Figure 3: Women employees by employment status: Great Britain 1971–1993

Diagram: Women employees by employment status, Great Britain 1971-1993

Source: Employment Gazette Historical Supplement, October 1994


Over the two decades from the 1970s the most striking change in women’s employment by industry was the decline in manufacturing and the rise of service sector employment. This had also been the case for men, but the trend among women was slightly more marked.

In 1971, manufacturing accounted for 29 per cent of women employees, a figure which had fallen to 12 per cent by 1993. Among men the equivalent figures were 40 and 27 per cent respectively (Figure 4).

Figure 4: Change in employment by industry and gender: 1971-1993 (per cent)

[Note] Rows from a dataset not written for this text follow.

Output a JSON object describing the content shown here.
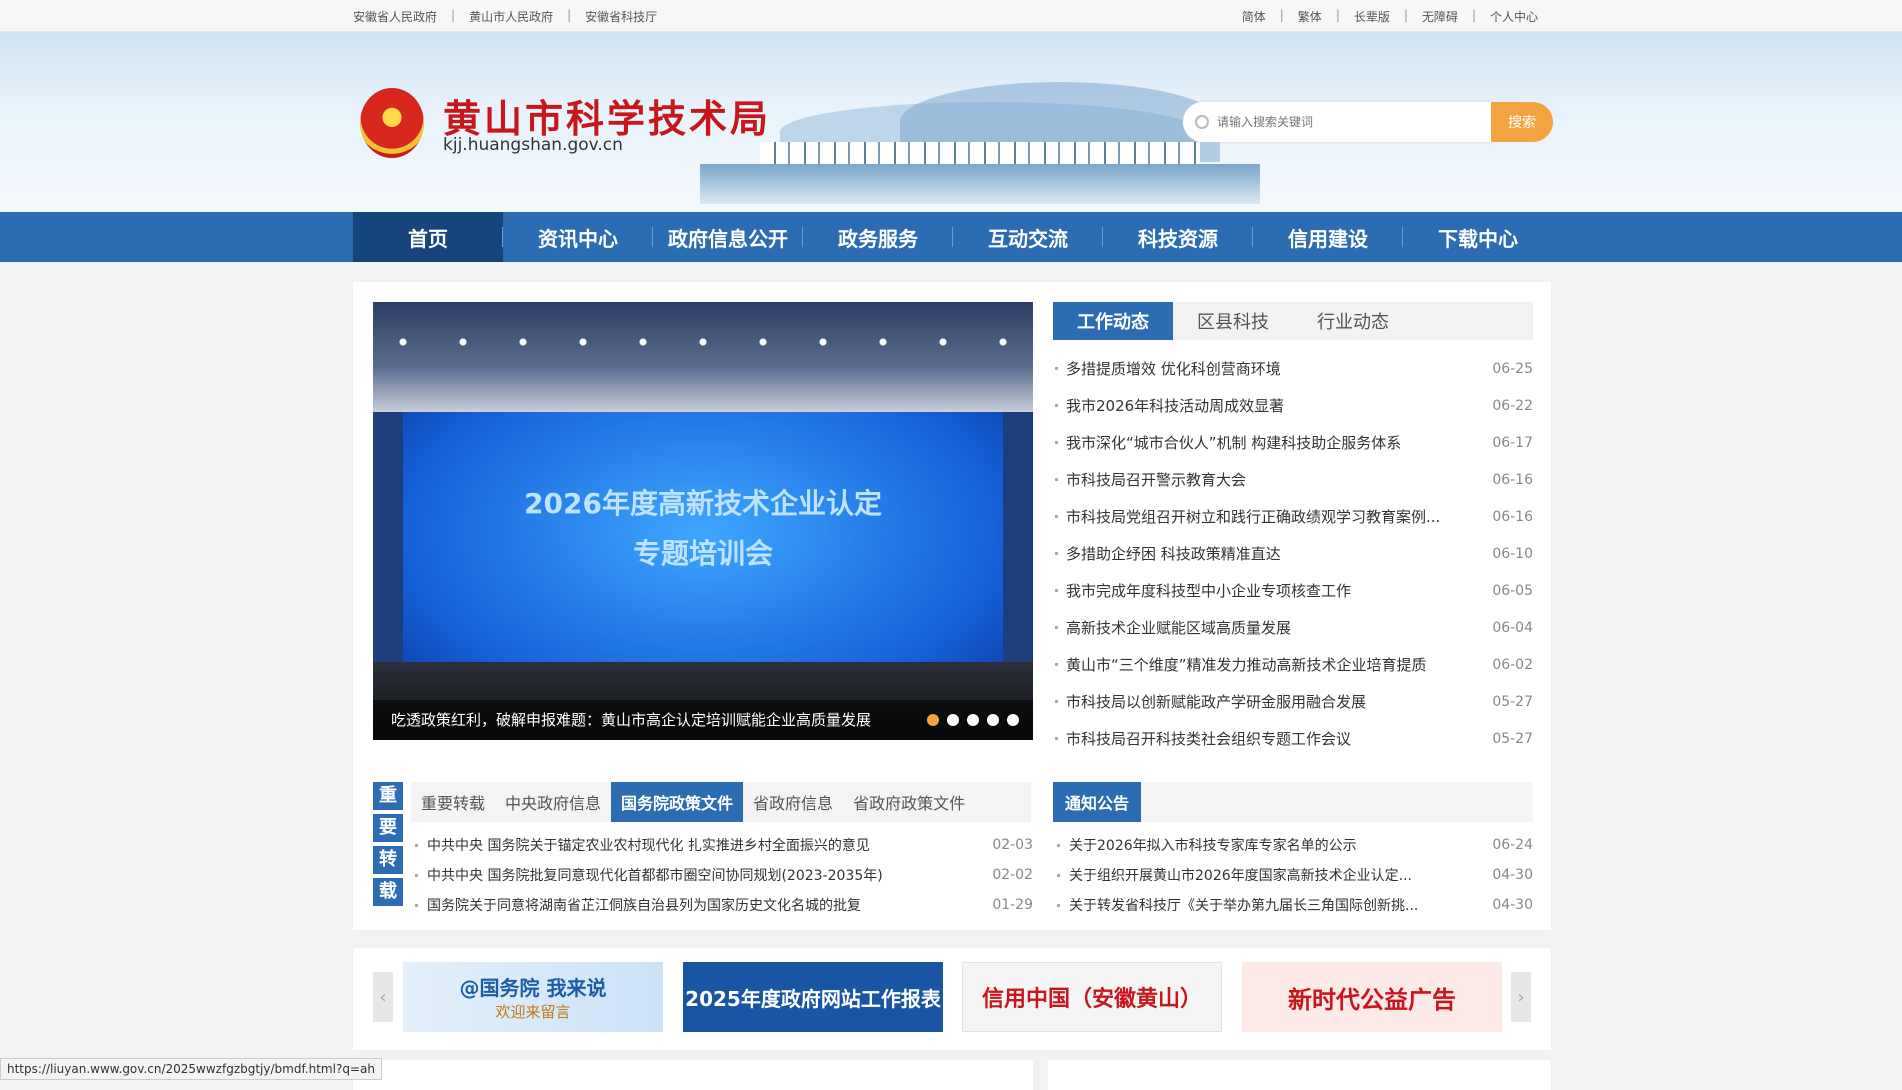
{
  "topbar": {
    "left_links": [
      "安徽省人民政府",
      "黄山市人民政府",
      "安徽省科技厅"
    ],
    "right_links": [
      "简体",
      "繁体",
      "长辈版",
      "无障碍",
      "个人中心"
    ]
  },
  "header": {
    "title": "黄山市科学技术局",
    "domain": "kjj.huangshan.gov.cn",
    "search_placeholder": "请输入搜索关键词",
    "search_button": "搜索"
  },
  "nav": {
    "items": [
      "首页",
      "资讯中心",
      "政府信息公开",
      "政务服务",
      "互动交流",
      "科技资源",
      "信用建设",
      "下载中心"
    ],
    "active_index": 0
  },
  "carousel": {
    "screen_line1": "2026年度高新技术企业认定",
    "screen_line2": "专题培训会",
    "caption": "吃透政策红利，破解申报难题：黄山市高企认定培训赋能企业高质量发展",
    "slide_count": 5,
    "active_slide": 1
  },
  "news": {
    "tabs": [
      "工作动态",
      "区县科技",
      "行业动态"
    ],
    "items": [
      {
        "title": "多措提质增效 优化科创营商环境",
        "date": "06-25"
      },
      {
        "title": "我市2026年科技活动周成效显著",
        "date": "06-22"
      },
      {
        "title": "我市深化“城市合伙人”机制 构建科技助企服务体系",
        "date": "06-17"
      },
      {
        "title": "市科技局召开警示教育大会",
        "date": "06-16"
      },
      {
        "title": "市科技局党组召开树立和践行正确政绩观学习教育案例...",
        "date": "06-16"
      },
      {
        "title": "多措助企纾困 科技政策精准直达",
        "date": "06-10"
      },
      {
        "title": "我市完成年度科技型中小企业专项核查工作",
        "date": "06-05"
      },
      {
        "title": "高新技术企业赋能区域高质量发展",
        "date": "06-04"
      },
      {
        "title": "黄山市“三个维度”精准发力推动高新技术企业培育提质",
        "date": "06-02"
      },
      {
        "title": "市科技局以创新赋能政产学研金服用融合发展",
        "date": "05-27"
      },
      {
        "title": "市科技局召开科技类社会组织专题工作会议",
        "date": "05-27"
      }
    ]
  },
  "reprint": {
    "vertical_label": [
      "重",
      "要",
      "转",
      "载"
    ],
    "tabs": [
      "重要转载",
      "中央政府信息",
      "国务院政策文件",
      "省政府信息",
      "省政府政策文件"
    ],
    "active_tab": 2,
    "items": [
      {
        "title": "中共中央 国务院关于锚定农业农村现代化 扎实推进乡村全面振兴的意见",
        "date": "02-03"
      },
      {
        "title": "中共中央 国务院批复同意现代化首都都市圈空间协同规划(2023-2035年)",
        "date": "02-02"
      },
      {
        "title": "国务院关于同意将湖南省芷江侗族自治县列为国家历史文化名城的批复",
        "date": "01-29"
      }
    ]
  },
  "notice": {
    "tab": "通知公告",
    "items": [
      {
        "title": "关于2026年拟入市科技专家库专家名单的公示",
        "date": "06-24"
      },
      {
        "title": "关于组织开展黄山市2026年度国家高新技术企业认定...",
        "date": "04-30"
      },
      {
        "title": "关于转发省科技厅《关于举办第九届长三角国际创新挑...",
        "date": "04-30"
      }
    ]
  },
  "links": {
    "ad1_main": "@国务院 我来说",
    "ad1_sub": "欢迎来留言",
    "ad2": "2025年度政府网站工作报表",
    "ad3": "信用中国（安徽黄山）",
    "ad4": "新时代公益广告"
  },
  "status_url": "https://liuyan.www.gov.cn/2025wwzfgzbgtjy/bmdf.html?q=ah",
  "colors": {
    "primary": "#2b6cb3",
    "accent": "#f3a340",
    "title_red": "#c8161d"
  }
}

Diagram: Change in employment by industry and gender, 1971-1993

Source: derived from Lindley and Wilson, 1994, Table 2.4


Despite substantial changes over the 20 years, substantial differences remained in terms of the kinds of jobs women and men were working in by the 1990s. One half of employed women worked in three occupational groups (clerical and secretarial, personal and protective services, and sales). Together these occupations accounted for just 17 per cent of male employment. However, one of the most noticeable changes in women’s employment over the two decades had been their entry into professional and managerial employment. In 1971 these occupations accounted for just 12 per cent of women, a figure which had risen to 20 per cent by 1993.


Some progress had been made in terms of women’s pay relative to that of men. In 1970 (ie prior to the Sex Discrimination Act [SDA] women’s earnings were on average 63 per cent that of men. By 1994, this proportion had risen to almost 80 per cent (Figure 5). Much of this change occurred, however, in the years after the implementation of the SDA in the mid 1970s, and from that point to the mid 1990s progress had been relatively limited.

Figure 5: Women’s average gross hourly earnings as a per cent of men’s, selected years 1970-1994 (excluding overtime, full-time employees on adult rates)

Diagram: Women's average gross hourly earnings as a per cent of men's, 1970-1994

Source: Equal Opportunities Commission 1988, Table 4.1; New Earnings Survey 1989, 1991, 1993, 1994

An end to discrimination?

Women’s representation in a range of occupations had increased over the 20 years from the 1970s to the 1990s, with changes in some higher level jobs being particularly distinct (eg professional and managerial posts). This trend could not however be equated with an end to discrimination on the basis of gender. Evidence from a number of occupations showed that increasing equality of access to certain occupations did not mean that women and men progressed at the same rate within them. For example, by the 1990s over half of new entrants to the law were women, whereas they accounted for only seven per cent of High Court Judges. Even in occupations where women have a long history of access, they remained under-represented at the top: in teaching, women accounted for three quarters of full-time teachers but just 21 per cent of secondary school head teachers.

The main barriers to women’s equal participation in the labour market could be divided into two broad categories:

  • practical barriers, such as access to affordable and flexible childcare and flexible working arrangements
  • cultural barriers, including the persistence of informal networks from which women are excluded, unease about women in positions of authority, and the continuation of working cultures in which women are not encouraged or expected to succeed.

In conclusion, the 20 years from the 1970s had been a period of particularly rapid change for women, both in terms of their level of participation in paid work and the quality of the labour market options available to them. In other respects, however, a good deal of continuity was evident. Occupational segregation had proved remarkably resilient, which was one of the reasons why, on average, women’s earnings were still less than 80 per cent of those for men. In sum, the changed environment had by no means meant an end to substantial differences between women’s and men’s employment opportunities.